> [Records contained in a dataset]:
=== Begin Enclosure ===

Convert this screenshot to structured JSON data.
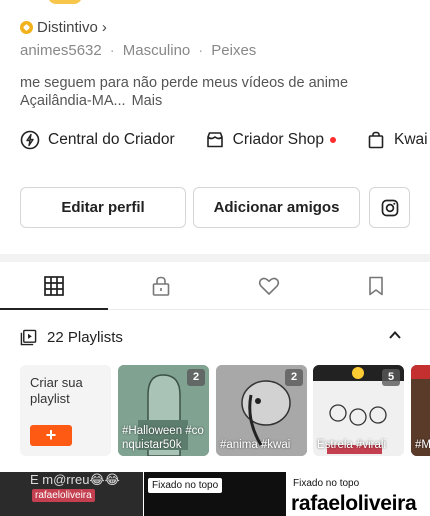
{
  "profile": {
    "badge_label": "Distintivo",
    "badge_chevron": "›",
    "username": "animes5632",
    "gender": "Masculino",
    "sign": "Peixes",
    "separator": "·",
    "bio_line1": "me seguem para não perde meus vídeos de anime",
    "bio_line2": "Açailândia-MA...",
    "bio_more": "Mais"
  },
  "tools": [
    {
      "label": "Central do Criador",
      "icon": "lightning-icon"
    },
    {
      "label": "Criador Shop",
      "icon": "shop-icon",
      "dot": true
    },
    {
      "label": "Kwai Sh",
      "icon": "bag-icon"
    }
  ],
  "buttons": {
    "edit": "Editar perfil",
    "add": "Adicionar amigos",
    "instagram_icon": "instagram-icon"
  },
  "tabs": [
    {
      "name": "grid",
      "icon": "grid-icon",
      "active": true
    },
    {
      "name": "private",
      "icon": "lock-icon"
    },
    {
      "name": "liked",
      "icon": "heart-icon"
    },
    {
      "name": "saved",
      "icon": "bookmark-icon"
    }
  ],
  "playlists": {
    "title": "22 Playlists",
    "create_label": "Criar sua playlist",
    "create_plus": "+",
    "items": [
      {
        "count": "2",
        "caption": "#Halloween #conquistar50k"
      },
      {
        "count": "2",
        "caption": "#anima #kwai"
      },
      {
        "count": "5",
        "caption": "Estrela #virali"
      },
      {
        "count": "",
        "caption": "#M #g"
      }
    ]
  },
  "videos": {
    "v1_text": "E m@rreu😂😂",
    "v1_tag": "rafaeloliveira",
    "v2_pin": "Fixado no topo",
    "v3_pin": "Fixado no topo",
    "v3_big": "rafaeloliveira"
  },
  "colors": {
    "accent": "#ff5a14",
    "badge": "#f2b21c",
    "notif_dot": "#ff2d2d"
  }
}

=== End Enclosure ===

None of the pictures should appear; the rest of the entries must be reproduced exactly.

Convert this screenshot to structured JSON data.
{
  "profile": {
    "badge_label": "Distintivo",
    "badge_chevron": "›",
    "username": "animes5632",
    "gender": "Masculino",
    "sign": "Peixes",
    "separator": "·",
    "bio_line1": "me seguem para não perde meus vídeos de anime",
    "bio_line2": "Açailândia-MA...",
    "bio_more": "Mais"
  },
  "tools": [
    {
      "label": "Central do Criador",
      "icon": "lightning-icon"
    },
    {
      "label": "Criador Shop",
      "icon": "shop-icon",
      "dot": true
    },
    {
      "label": "Kwai Sh",
      "icon": "bag-icon"
    }
  ],
  "buttons": {
    "edit": "Editar perfil",
    "add": "Adicionar amigos",
    "instagram_icon": "instagram-icon"
  },
  "tabs": [
    {
      "name": "grid",
      "icon": "grid-icon",
      "active": true
    },
    {
      "name": "private",
      "icon": "lock-icon"
    },
    {
      "name": "liked",
      "icon": "heart-icon"
    },
    {
      "name": "saved",
      "icon": "bookmark-icon"
    }
  ],
  "playlists": {
    "title": "22 Playlists",
    "create_label": "Criar sua playlist",
    "create_plus": "+",
    "items": [
      {
        "count": "2",
        "caption": "#Halloween #conquistar50k"
      },
      {
        "count": "2",
        "caption": "#anima #kwai"
      },
      {
        "count": "5",
        "caption": "Estrela #virali"
      },
      {
        "count": "",
        "caption": "#M #g"
      }
    ]
  },
  "videos": {
    "v1_text": "E m@rreu😂😂",
    "v1_tag": "rafaeloliveira",
    "v2_pin": "Fixado no topo",
    "v3_pin": "Fixado no topo",
    "v3_big": "rafaeloliveira"
  },
  "colors": {
    "accent": "#ff5a14",
    "badge": "#f2b21c",
    "notif_dot": "#ff2d2d"
  }
}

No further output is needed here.